Like you & others have said, I loved the casualness of our visits when we lived there. No rushing around to make sure we hit everything. We just enjoyed being there, popping in for dinner when we scored a last minute hard to get reservation, walking around not doing the attractions, but simply taking in the ambiance or (and this was a wonderful perk) being able to meet family from OH when they came to visit the parks. I’ll make it back someday- & relish every minute of it
Tom, how has moving to Southern California impacted your sense of what and where your home resort is? Do you two still consider WDW to be home? Have your hearts expanded to embrace DLR and WDW together as both your home resorts? I mean, beyond the familiarity that you both already have with Disney parks around the world.
I ask because I read this while my partner and I, DLR vets from Chicago who didn’t enjoy WDW a few years ago when we had bi-coastal premier passes, were in the middle of a last-minute, amazing trip to WDW. The trip made us reconsider our biases about WDW so strongly that we came home with annual passes and a new sense of appreciation about the place. We never thought we’d feel at home at WDW, too, and now we do. So I’m just curious how your sense of “home” parks may have changed because of the move near to Disneyland.
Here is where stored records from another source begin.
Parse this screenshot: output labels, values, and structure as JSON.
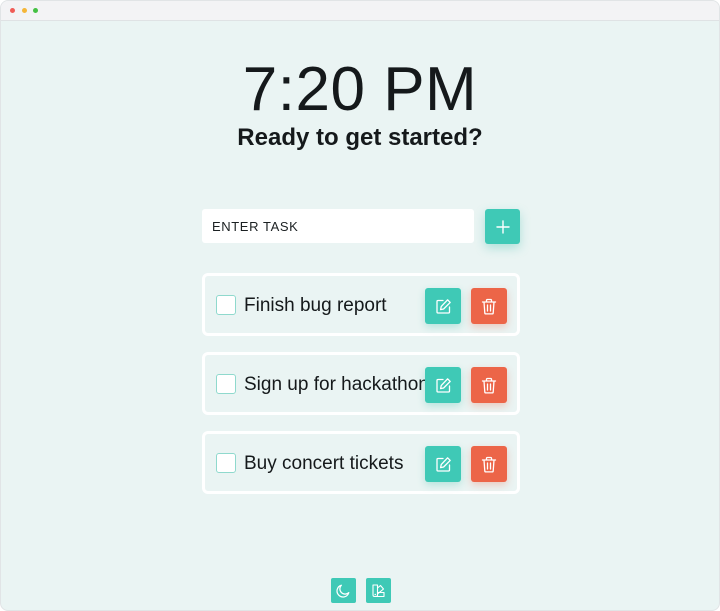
{
  "colors": {
    "accent": "#3fc9b6",
    "danger": "#ec6548",
    "background": "#eaf4f3",
    "text": "#15191b",
    "traffic_red": "#f05c57",
    "traffic_yellow": "#f5b638",
    "traffic_green": "#44c043"
  },
  "header": {
    "time": "7:20 PM",
    "subtitle": "Ready to get started?"
  },
  "new_task": {
    "placeholder": "ENTER TASK",
    "value": "",
    "add_icon": "plus-icon"
  },
  "tasks": [
    {
      "label": "Finish bug report",
      "done": false,
      "edit_icon": "edit-icon",
      "delete_icon": "trash-icon"
    },
    {
      "label": "Sign up for hackathon",
      "done": false,
      "edit_icon": "edit-icon",
      "delete_icon": "trash-icon"
    },
    {
      "label": "Buy concert tickets",
      "done": false,
      "edit_icon": "edit-icon",
      "delete_icon": "trash-icon"
    }
  ],
  "footer": {
    "theme_icon": "moon-icon",
    "palette_icon": "palette-icon"
  }
}
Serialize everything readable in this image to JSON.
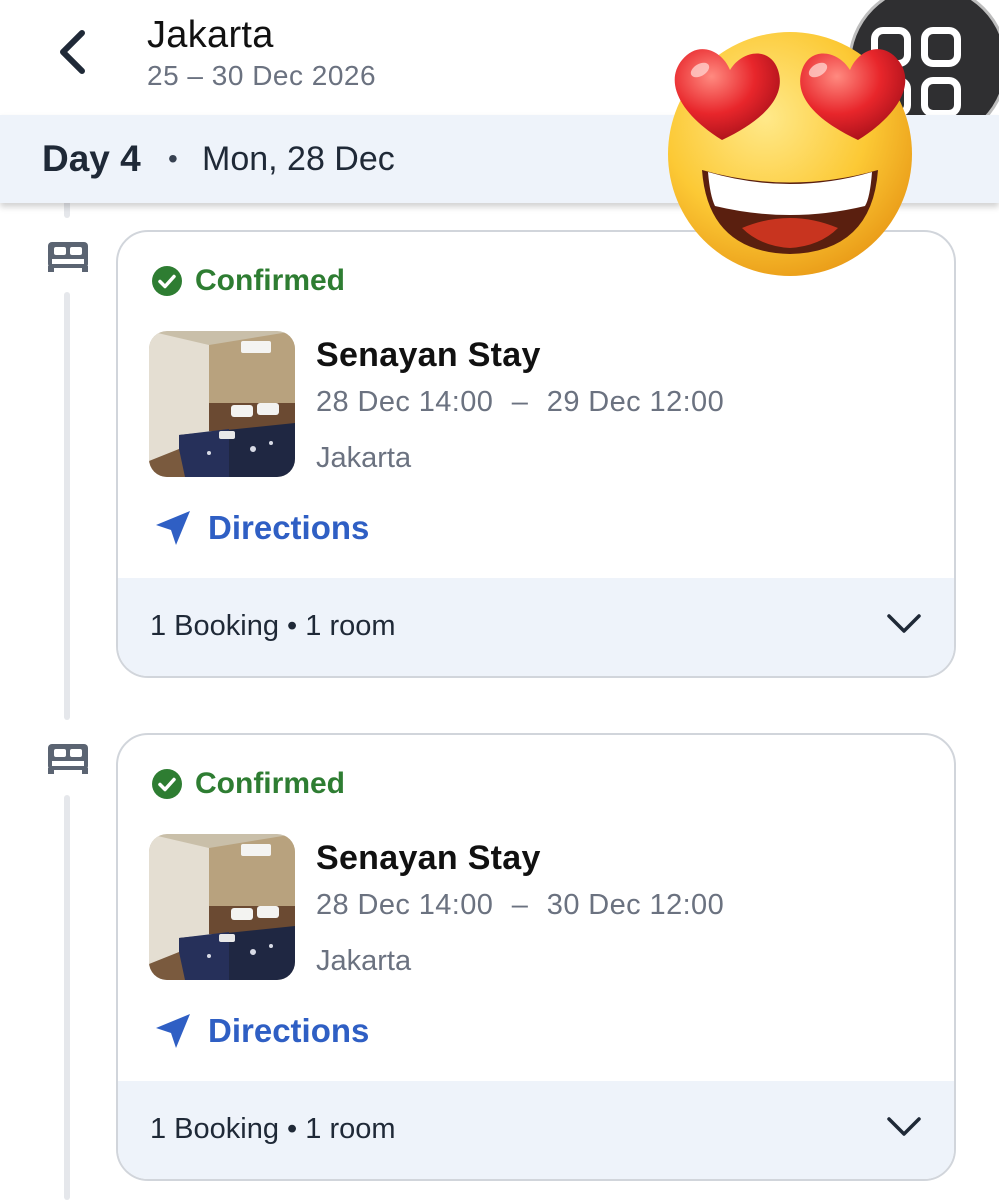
{
  "header": {
    "title": "Jakarta",
    "date_range": "25 – 30 Dec 2026",
    "back_icon": "chevron-left-icon",
    "menu_icon": "grid-menu-icon"
  },
  "day_header": {
    "label": "Day 4",
    "separator": "•",
    "date": "Mon, 28 Dec"
  },
  "sticker": {
    "emoji": "heart-eyes-face",
    "description_icon": "heart-eyes-emoji-icon"
  },
  "bookings": [
    {
      "status": "Confirmed",
      "name": "Senayan Stay",
      "checkin": "28 Dec 14:00",
      "dash": "–",
      "checkout": "29 Dec 12:00",
      "location": "Jakarta",
      "directions_label": "Directions",
      "summary": "1 Booking • 1 room"
    },
    {
      "status": "Confirmed",
      "name": "Senayan Stay",
      "checkin": "28 Dec 14:00",
      "dash": "–",
      "checkout": "30 Dec 12:00",
      "location": "Jakarta",
      "directions_label": "Directions",
      "summary": "1 Booking • 1 room"
    }
  ],
  "colors": {
    "confirmed_green": "#2e7d32",
    "link_blue": "#2f5fc4",
    "header_bg": "#eef3fa",
    "muted_text": "#6b7280"
  }
}
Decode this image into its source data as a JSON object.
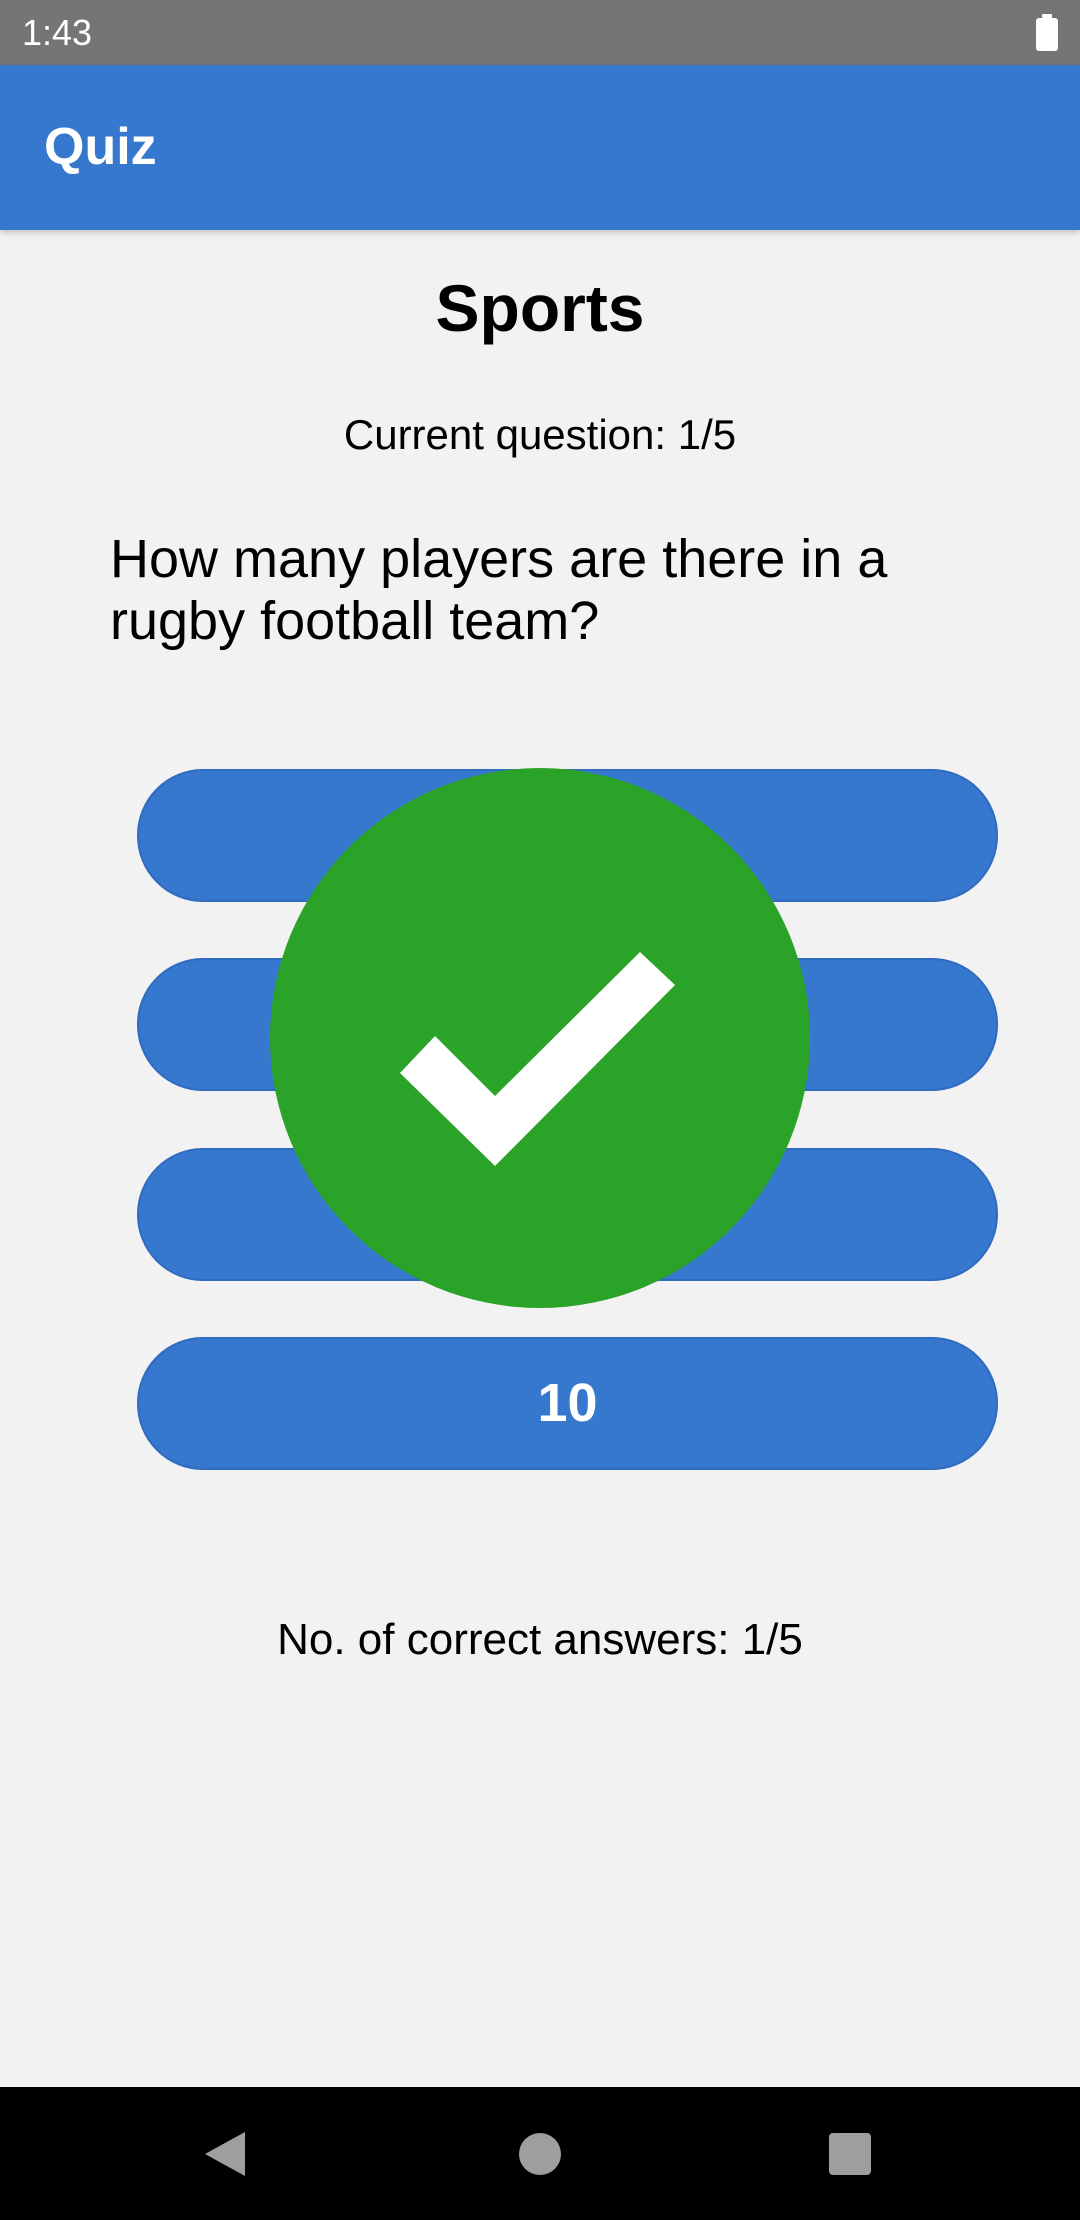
{
  "status_bar": {
    "time": "1:43",
    "battery_icon": "battery-full-icon"
  },
  "app_bar": {
    "title": "Quiz"
  },
  "quiz": {
    "category": "Sports",
    "question_counter": "Current question: 1/5",
    "question": "How many players are there in a rugby football team?",
    "answers": [
      "",
      "",
      "",
      "10"
    ],
    "score": "No. of correct answers: 1/5",
    "result_icon": "check-circle-icon"
  },
  "nav_bar": {
    "back_icon": "back-triangle-icon",
    "home_icon": "home-circle-icon",
    "recents_icon": "recents-square-icon"
  },
  "colors": {
    "primary": "#3578CE",
    "success": "#2BA228",
    "background": "#F2F2F3",
    "status_bar": "#757575",
    "nav_bar": "#000000"
  }
}
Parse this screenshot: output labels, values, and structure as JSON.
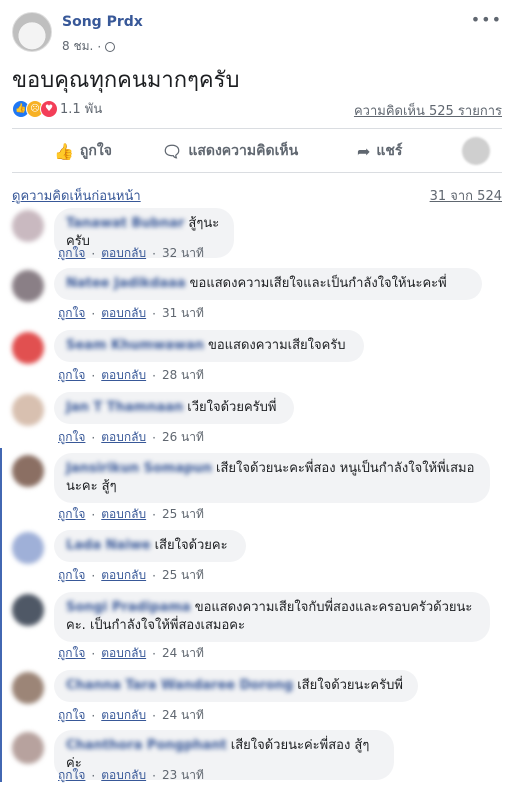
{
  "post": {
    "author": "Song Prdx",
    "time": "8 ชม.",
    "text": "ขอบคุณทุกคนมากๆครับ",
    "reaction_count": "1.1 พัน",
    "comment_count": "ความคิดเห็น 525 รายการ"
  },
  "actions": {
    "like": "ถูกใจ",
    "comment": "แสดงความคิดเห็น",
    "share": "แชร์"
  },
  "comments_header": {
    "prev_link": "ดูความคิดเห็นก่อนหน้า",
    "page_count": "31 จาก 524"
  },
  "comment_actions": {
    "like": "ถูกใจ",
    "reply": "ตอบกลับ"
  },
  "comments": [
    {
      "name": "Tanawat Bubnar",
      "text": "สู้ๆนะครับ",
      "time": "32 นาที"
    },
    {
      "name": "Natee Jadikdaaa",
      "text": "ขอแสดงความเสียใจและเป็นกำลังใจให้นะคะพี่",
      "time": "31 นาที"
    },
    {
      "name": "Seam Khumwawan",
      "text": "ขอแสดงความเสียใจครับ",
      "time": "28 นาที"
    },
    {
      "name": "Jan T Thamnaan",
      "text": "เวียใจด้วยครับพี่",
      "time": "26 นาที"
    },
    {
      "name": "Jansirikun Somapun",
      "text": "เสียใจด้วยนะคะพี่สอง หนูเป็นกำลังใจให้พี่เสมอนะคะ สู้ๆ",
      "time": "25 นาที"
    },
    {
      "name": "Lada Naiwe",
      "text": "เสียใจด้วยคะ",
      "time": "25 นาที"
    },
    {
      "name": "Songi Pradipama",
      "text": "ขอแสดงความเสียใจกับพี่สองและครอบครัวด้วยนะคะ. เป็นกำลังใจให้พี่สองเสมอคะ",
      "time": "24 นาที"
    },
    {
      "name": "Channa Tara Wandaree Dorong",
      "text": "เสียใจด้วยนะครับพี่",
      "time": "24 นาที"
    },
    {
      "name": "Chanthora Pongphant",
      "text": "เสียใจด้วยนะค่ะพี่สอง สู้ๆค่ะ",
      "time": "23 นาที"
    }
  ],
  "colors": {
    "link": "#385898",
    "bubble": "#f2f3f5",
    "like": "#2078f4",
    "love": "#f33e58",
    "sad": "#f7b125"
  },
  "icons": [
    "more-icon",
    "globe-icon",
    "like-reaction-icon",
    "sad-reaction-icon",
    "love-reaction-icon",
    "thumbs-up-icon",
    "comment-icon",
    "share-icon"
  ]
}
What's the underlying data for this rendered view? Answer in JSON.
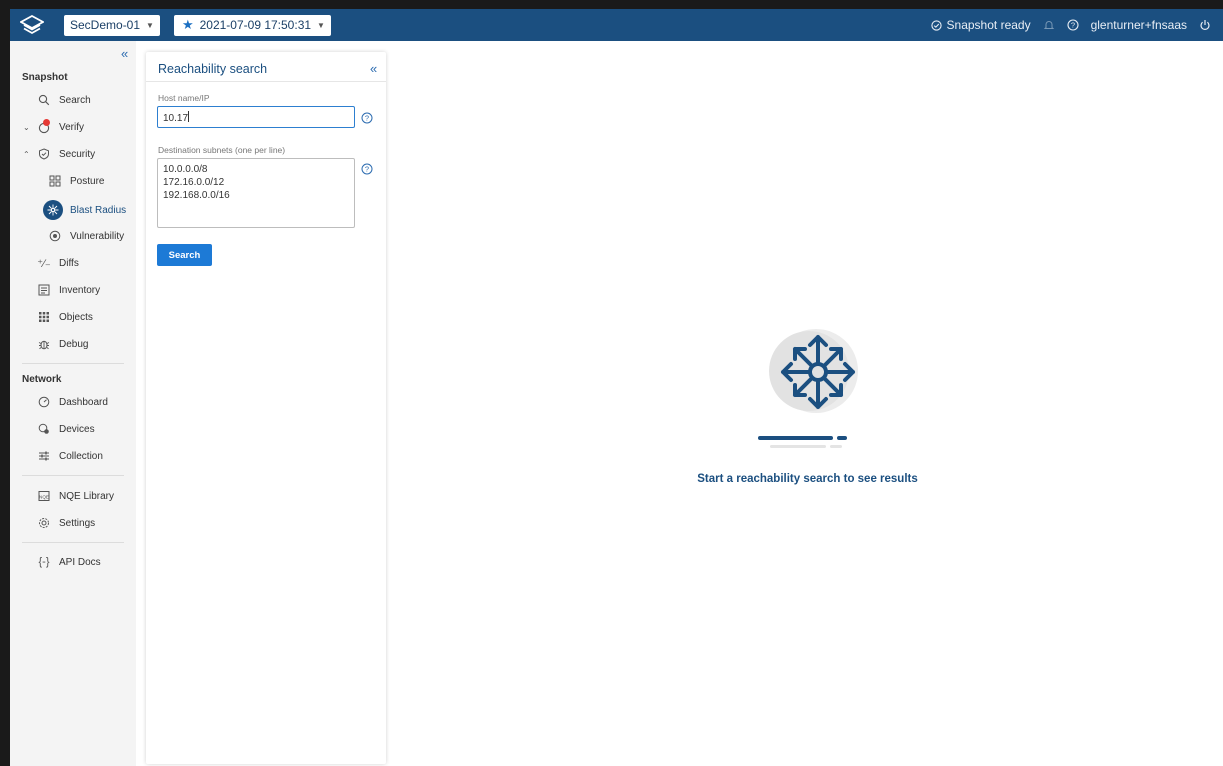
{
  "topbar": {
    "network_name": "SecDemo-01",
    "snapshot_time": "2021-07-09 17:50:31",
    "status_text": "Snapshot ready",
    "user": "glenturner+fnsaas"
  },
  "sidebar": {
    "section_snapshot": "Snapshot",
    "section_network": "Network",
    "items": {
      "search": "Search",
      "verify": "Verify",
      "security": "Security",
      "posture": "Posture",
      "blast_radius": "Blast Radius",
      "vulnerability": "Vulnerability",
      "diffs": "Diffs",
      "inventory": "Inventory",
      "objects": "Objects",
      "debug": "Debug",
      "dashboard": "Dashboard",
      "devices": "Devices",
      "collection": "Collection",
      "nqe_library": "NQE Library",
      "settings": "Settings",
      "api_docs": "API Docs"
    }
  },
  "panel": {
    "title": "Reachability search",
    "host_label": "Host name/IP",
    "host_value": "10.17",
    "subnets_label": "Destination subnets (one per line)",
    "subnets": [
      "10.0.0.0/8",
      "172.16.0.0/12",
      "192.168.0.0/16"
    ],
    "search_button": "Search"
  },
  "main": {
    "empty_message": "Start a reachability search to see results"
  },
  "colors": {
    "topbar": "#1b4f80",
    "accent": "#1d7ad6",
    "sidebar_bg": "#f4f4f4"
  }
}
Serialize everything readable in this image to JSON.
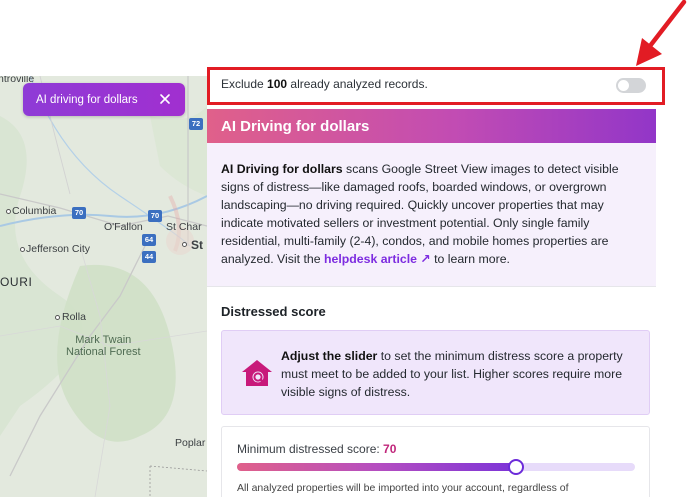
{
  "map": {
    "labels": {
      "top_town": "ntroville",
      "columbia": "Columbia",
      "ofallon": "O'Fallon",
      "st_charles": "St Char",
      "st_louis": "St",
      "jefferson_city": "Jefferson City",
      "state": "OURI",
      "rolla": "Rolla",
      "forest_line1": "Mark Twain",
      "forest_line2": "National Forest",
      "poplar": "Poplar"
    },
    "shields": {
      "i72": "72",
      "i70_west": "70",
      "i70_east": "70",
      "i64": "64",
      "i44": "44"
    }
  },
  "chip": {
    "label": "AI driving for dollars"
  },
  "exclude": {
    "prefix": "Exclude ",
    "count": "100",
    "suffix": " already analyzed records.",
    "toggle_on": false
  },
  "section": {
    "title": "AI Driving for dollars"
  },
  "description": {
    "lead": "AI Driving for dollars",
    "body": " scans Google Street View images to detect visible signs of distress—like damaged roofs, boarded windows, or overgrown landscaping—no driving required. Quickly uncover properties that may indicate motivated sellers or investment potential. Only single family residential, multi-family (2-4), condos, and mobile homes properties are analyzed. Visit the ",
    "link": "helpdesk article ↗",
    "tail": " to learn more."
  },
  "distressed": {
    "title": "Distressed score",
    "info_lead": "Adjust the slider",
    "info_body": " to set the minimum distress score a property must meet to be added to your list. Higher scores require more visible signs of distress.",
    "slider_label": "Minimum distressed score: ",
    "slider_value": "70",
    "slider_fraction": 0.7,
    "note": "All analyzed properties will be imported into your account, regardless of"
  },
  "colors": {
    "accent_purple": "#7d2ce0",
    "highlight_red": "#e21c24",
    "score_value": "#c0257a"
  },
  "icons": {
    "chip_close": "close-icon",
    "info": "house-search-icon",
    "annotation": "red-arrow-icon"
  }
}
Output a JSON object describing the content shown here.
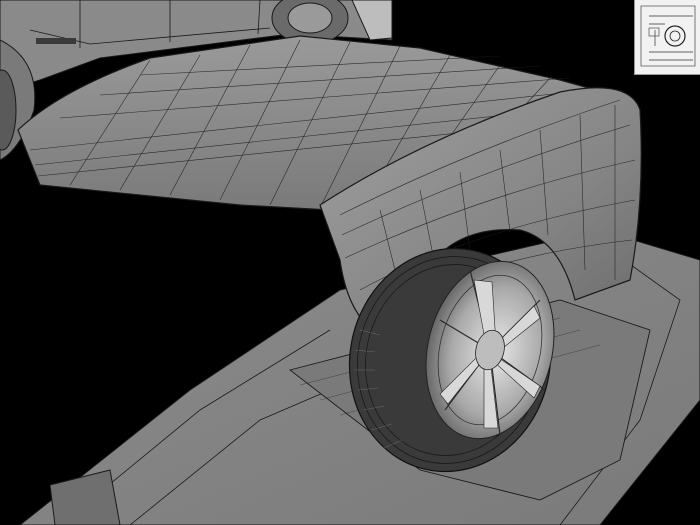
{
  "scene": {
    "subject": "car-body-wireframe",
    "colors": {
      "background": "#000000",
      "surface": "#8a8a8a",
      "surface_dark": "#5e5e5e",
      "surface_light": "#a8a8a8",
      "wire": "#1a1a1a",
      "tire": "#3a3a3a",
      "rim": "#c8c8c8",
      "reference_paper": "#f2f2f2"
    }
  }
}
Being a native Californian myself and annual pass holder. Me & my family visit Disneyland once a month and we only live an hour away. This is something we have done for many, many years and I wouldn’t change it. I still get that excited feeling every single time we go. That giddy as a school girl feeling. Maybe it is the fact that since I live close I do not have to rush to see everything or do as much as I can in 1 or 2 days. I am not scrambling to get on as many rides as possible or waiting hours for a particular show or parade. Why? Well to put it simply, I don’t have to. I know that we will be here again and again and I can see that show or ride that ride next time if I want to. For me it’s more the feeling I get going. Enjoying the music, the atmosphere, watching all the smiling faces, being with my family, sharing our love for Disneyland and Disney. It IS special to me and my family. Call me crazy but I wouldn’t change living closer for the world. It’s still as magical today as it was the first time I went as a child.
This is interesting as I’ve had almost the opposite experience (though probably for my own unique reasons!) – I grew up in Southern California going to Disneyland every year on my birthday. When I was old enough to drive, I got an Annual Pass and went as often as I could; then worked there for a few summers in high school; and through college and several years after kept an AP and went all the time with friends, whether for dinner, an evening out on a famously nice California evening, or just for whatever. It was great always having fireworks, an attraction, a lavish parade in my back pocket. Fireworks every week or so had become part of my life! Then I moved away to the Northeast for school/career – and now a Disney park is only once every other year or so.
Now I feel kind of stressed when I visit a park, feeling I have to catch all the shows, all the attractions I can to not miss out, whereas before I could just go get a little taste whenever I wanted. I’m anxious I only get to see Paint the Night once. Not to mention that if I pick World of Color one night I’ll miss out on fireworks, or vice versa. These are truly unique Disney Park-Geek problems 🙂
Perhaps its what one grows up having been used to: regular doses of magic, or a huge happy shot for special occasions. I’m super happy where I am now and might not be back in California until my career takes me back there, but I do miss regular Disney park visits!
That christmas tree in the rain is stunning!